Bob, Not Bob and Soldier Song Earn Stars in November

Two upcoming titles from Disney-Hyperion earned stars last month from Publishers Weekly. BOB, NOT BOB by Liz Garton Scanlon and Audrey Vernick with illustrations by Matthew Cordell, and SOLIDER SONG by Debbie Levy and illustrated by Gilbert Ford. Take a look below for the full reviews and keep an eye out for both books early next year.



Authors: Liz Garton Scanlon and Audrey Vernick

Illustrator: Matthew Cordell

ISBN: 978-1-4847-2302-9

Scanlon and Vernick’s opening description of their young hero, Louie, creates instant intimacy: “Little Louie wasn’t all that little. It wasn’t like he needed his mom every minute of the day.” But after Louie gets a terrible cold, his calls for “Mom” come out sounding like “Bob” (the family dog), and the big, lolloping hound “came running. And slobbering.” Cordell (The Knowing Book) is wonderful at capturing the chaos of the sickroom: Bob drooling on the bed, tissue that didn’t make it into the wastebasket, overturned baskets of laundry. Scanlon (In the Canyon) and Vernick (Unlike Other Monsters) understand the way that being sick makes kids need comfort that they don’t usually need, how it makes them unrecognizable even to themselves, and the comfort a mother’s presence brings. Every page offers a giggle: “His lips chapped and his eyes gunked. As for his nose, you can’t even imagine.” With its funny, congested language (“I doan wan by bedicine”) and problems every reader will understand this is read-aloud gold. Ages 3–5.

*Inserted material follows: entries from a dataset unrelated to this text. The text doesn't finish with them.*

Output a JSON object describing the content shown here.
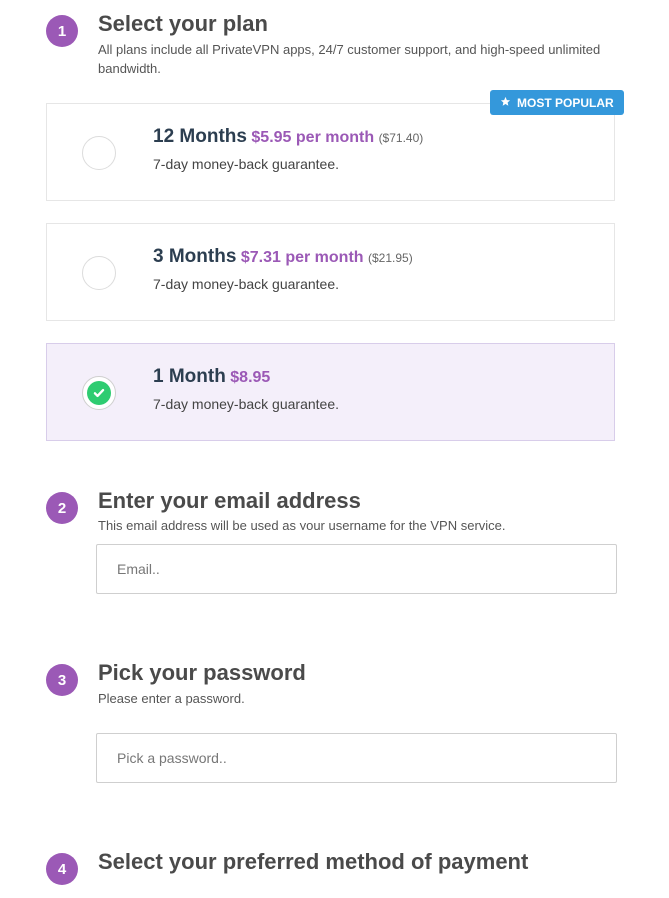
{
  "steps": [
    {
      "number": "1",
      "title": "Select your plan",
      "subtitle": "All plans include all PrivateVPN apps, 24/7 customer support, and high-speed unlimited bandwidth."
    },
    {
      "number": "2",
      "title": "Enter your email address",
      "subtitle": "This email address will be used as your username for the VPN service."
    },
    {
      "number": "3",
      "title": "Pick your password",
      "subtitle": "Please enter a password."
    },
    {
      "number": "4",
      "title": "Select your preferred method of payment"
    }
  ],
  "badge": {
    "label": "MOST POPULAR",
    "icon": "star-icon"
  },
  "plans": [
    {
      "name": "12 Months",
      "price": "$5.95 per month",
      "total": "($71.40)",
      "guarantee": "7-day money-back guarantee.",
      "selected": false
    },
    {
      "name": "3 Months",
      "price": "$7.31 per month",
      "total": "($21.95)",
      "guarantee": "7-day money-back guarantee.",
      "selected": false
    },
    {
      "name": "1 Month",
      "price": "$8.95",
      "total": "",
      "guarantee": "7-day money-back guarantee.",
      "selected": true
    }
  ],
  "email": {
    "placeholder": "Email.."
  },
  "password": {
    "placeholder": "Pick a password.."
  },
  "colors": {
    "accent": "#9b59b6",
    "badge": "#3498db",
    "check": "#2ecc71"
  }
}
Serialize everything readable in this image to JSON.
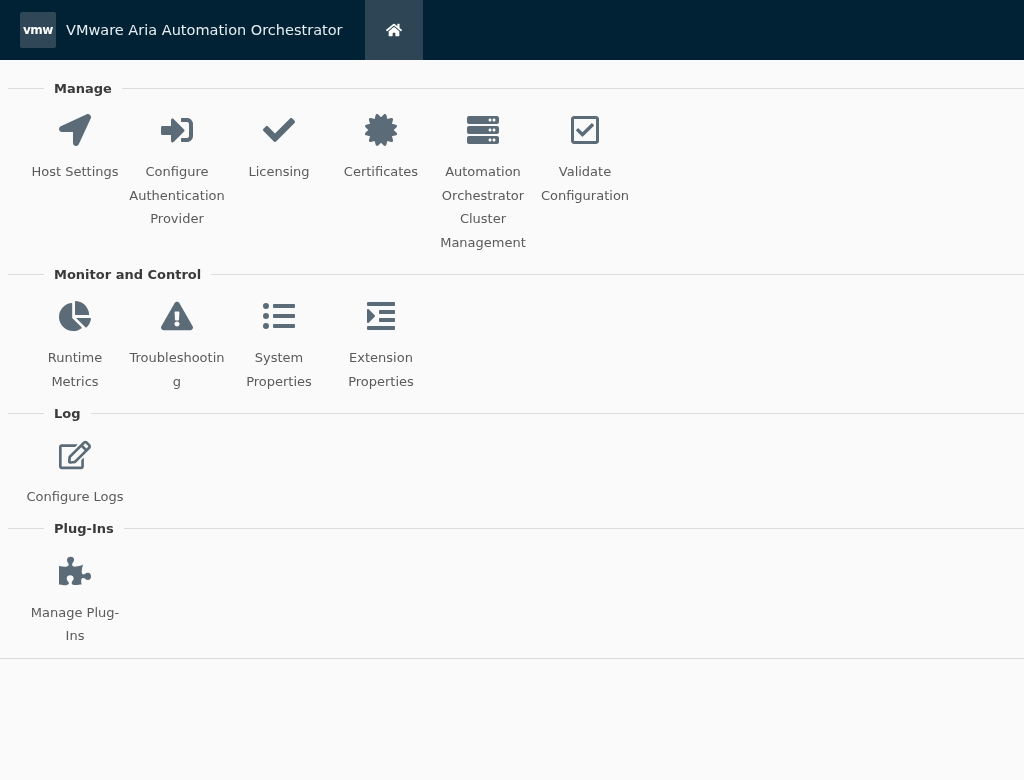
{
  "header": {
    "logo": "vmw",
    "title": "VMware Aria Automation Orchestrator",
    "home_selected": true
  },
  "sections": [
    {
      "title": "Manage",
      "items": [
        {
          "label": "Host Settings"
        },
        {
          "label": "Configure Authentication Provider"
        },
        {
          "label": "Licensing"
        },
        {
          "label": "Certificates"
        },
        {
          "label": "Automation Orchestrator Cluster Management"
        },
        {
          "label": "Validate Configuration"
        }
      ]
    },
    {
      "title": "Monitor and Control",
      "items": [
        {
          "label": "Runtime Metrics"
        },
        {
          "label": "Troubleshooting"
        },
        {
          "label": "System Properties"
        },
        {
          "label": "Extension Properties"
        }
      ]
    },
    {
      "title": "Log",
      "items": [
        {
          "label": "Configure Logs"
        }
      ]
    },
    {
      "title": "Plug-Ins",
      "items": [
        {
          "label": "Manage Plug-Ins"
        }
      ]
    }
  ]
}
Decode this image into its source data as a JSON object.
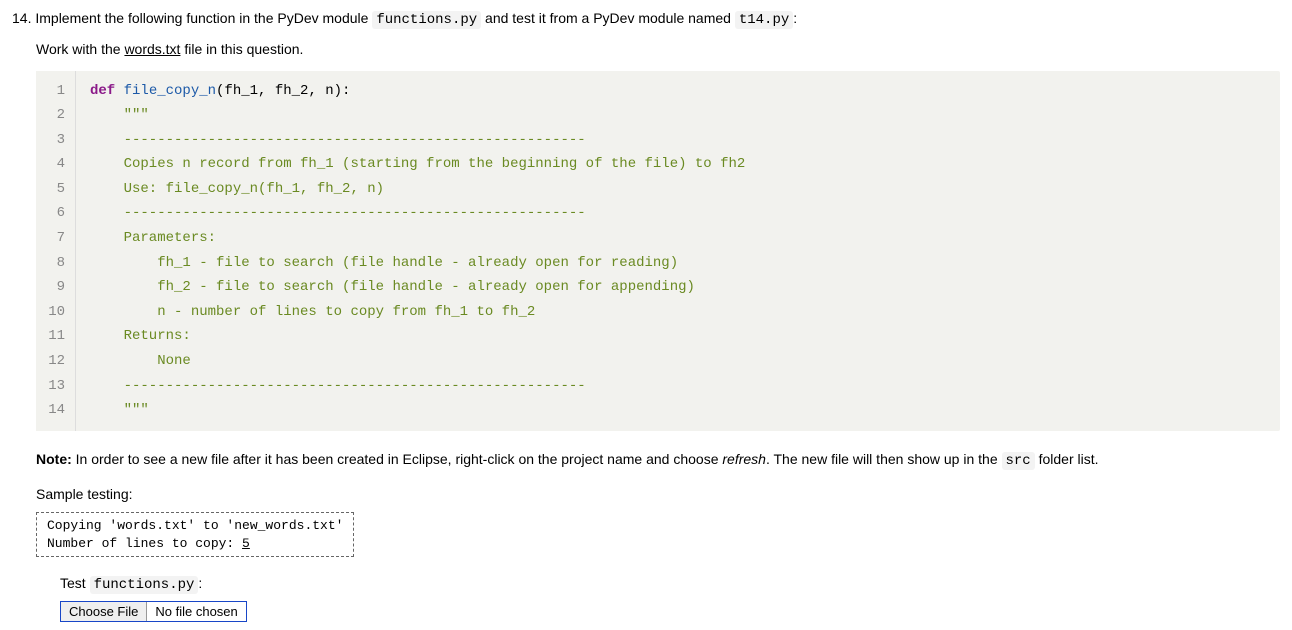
{
  "question": {
    "number": "14.",
    "intro_before": " Implement the following function in the PyDev module ",
    "module_code": "functions.py",
    "intro_middle": " and test it from a PyDev module named ",
    "test_module_code": "t14.py",
    "intro_after": ":"
  },
  "work_with_before": "Work with the ",
  "work_with_link": "words.txt",
  "work_with_after": " file in this question.",
  "code": {
    "lines": [
      {
        "n": "1",
        "segments": [
          {
            "t": "def ",
            "c": "kw"
          },
          {
            "t": "file_copy_n",
            "c": "fn"
          },
          {
            "t": "(fh_1, fh_2, n):",
            "c": ""
          }
        ]
      },
      {
        "n": "2",
        "segments": [
          {
            "t": "    \"\"\"",
            "c": "docstr"
          }
        ]
      },
      {
        "n": "3",
        "segments": [
          {
            "t": "    -------------------------------------------------------",
            "c": "docstr"
          }
        ]
      },
      {
        "n": "4",
        "segments": [
          {
            "t": "    Copies n record from fh_1 (starting from the beginning of the file) to fh2",
            "c": "docstr"
          }
        ]
      },
      {
        "n": "5",
        "segments": [
          {
            "t": "    Use: file_copy_n(fh_1, fh_2, n)",
            "c": "docstr"
          }
        ]
      },
      {
        "n": "6",
        "segments": [
          {
            "t": "    -------------------------------------------------------",
            "c": "docstr"
          }
        ]
      },
      {
        "n": "7",
        "segments": [
          {
            "t": "    Parameters:",
            "c": "docstr"
          }
        ]
      },
      {
        "n": "8",
        "segments": [
          {
            "t": "        fh_1 - file to search (file handle - already open for reading)",
            "c": "docstr"
          }
        ]
      },
      {
        "n": "9",
        "segments": [
          {
            "t": "        fh_2 - file to search (file handle - already open for appending)",
            "c": "docstr"
          }
        ]
      },
      {
        "n": "10",
        "segments": [
          {
            "t": "        n - number of lines to copy from fh_1 to fh_2",
            "c": "docstr"
          }
        ]
      },
      {
        "n": "11",
        "segments": [
          {
            "t": "    Returns:",
            "c": "docstr"
          }
        ]
      },
      {
        "n": "12",
        "segments": [
          {
            "t": "        None",
            "c": "docstr"
          }
        ]
      },
      {
        "n": "13",
        "segments": [
          {
            "t": "    -------------------------------------------------------",
            "c": "docstr"
          }
        ]
      },
      {
        "n": "14",
        "segments": [
          {
            "t": "    \"\"\"",
            "c": "docstr"
          }
        ]
      }
    ]
  },
  "note": {
    "label": "Note:",
    "before_italic": " In order to see a new file after it has been created in Eclipse, right-click on the project name and choose ",
    "italic_word": "refresh",
    "after_italic": ". The new file will then show up in the ",
    "src_code": "src",
    "after_src": " folder list."
  },
  "sample_label": "Sample testing:",
  "sample_output": {
    "line1": "Copying 'words.txt' to 'new_words.txt'",
    "line2_prefix": "Number of lines to copy: ",
    "line2_input": "5"
  },
  "test_section": {
    "before_code": "Test ",
    "code": "functions.py",
    "after_code": ":"
  },
  "file_chooser": {
    "button_label": "Choose File",
    "status_text": "No file chosen"
  }
}
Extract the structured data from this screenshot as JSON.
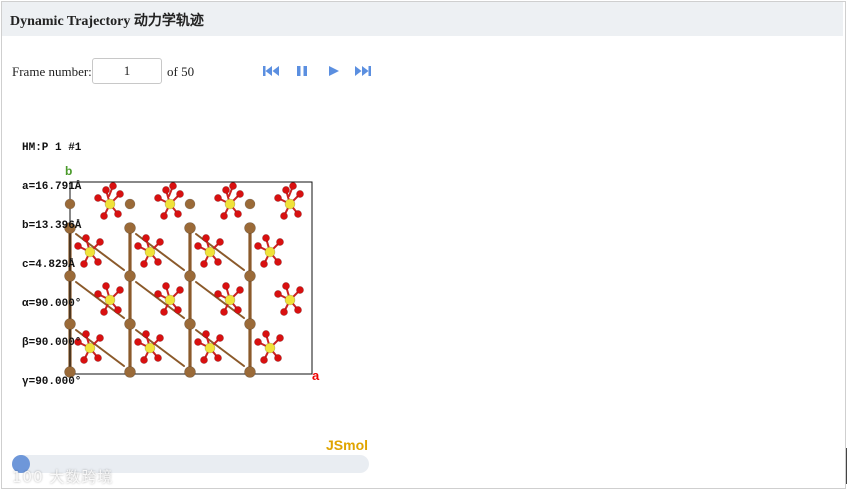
{
  "header": {
    "title": "Dynamic Trajectory 动力学轨迹"
  },
  "controls": {
    "frame_label": "Frame number:",
    "frame_value": "1",
    "of_text": "of 50",
    "buttons": [
      "first-frame",
      "pause",
      "play",
      "last-frame"
    ],
    "icon_color": "#5b8fe0"
  },
  "viewer": {
    "cell_info": [
      "HM:P 1 #1",
      "a=16.791Å",
      "b=13.396Å",
      "c=4.829Å",
      "α=90.000°",
      "β=90.000°",
      "γ=90.000°"
    ],
    "axis_a_label": "a",
    "axis_b_label": "b",
    "brand": "JSmol",
    "atom_colors": {
      "metal": "#9a6a38",
      "sulfur": "#f0e23a",
      "oxygen": "#d81010",
      "bond_metal": "#8b5a2b"
    }
  },
  "progress": {
    "fraction": 0.02
  },
  "watermark": {
    "text": "大数跨境",
    "logo_text": "100"
  }
}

Solider Song

Author: Debbie Levy

Illustrator: Gilbert Ford

ISBN: 978-1-4847-2598-6

Through insightful narration and vibrant silhouettes and cartooning, Levy (I Dissent) and Ford (The Marvelous Thing That Came from a Spring) vividly bring to life a chapter in the U.S. Civil War and the integral role music played during the conflict. Levy sets the stage two years into the war, just before the Union defeat at the Battle of Fredericksburg; excerpts from soldiers’ letters are incorporated throughout, giving the account striking immediacy. When opposing troops became entrenched for the winter, music created a temporary connection: “Across the river the melodies floated. Sometimes the soldiers fired tunes back and forth, like musical cannonballs.” Ford depicts this volley with swirling music staffs that rise like orange smoke from the encampments. The motif crescendos at the story’s climax, when one song, “Home, Sweet Home,” unites both sides one winter night. A timeline, bibliographies, and history of the battle, as well as of the poem and song that uplifted homesick soldiers, conclude a bittersweet account of a sharply divided America. Ages 8–10.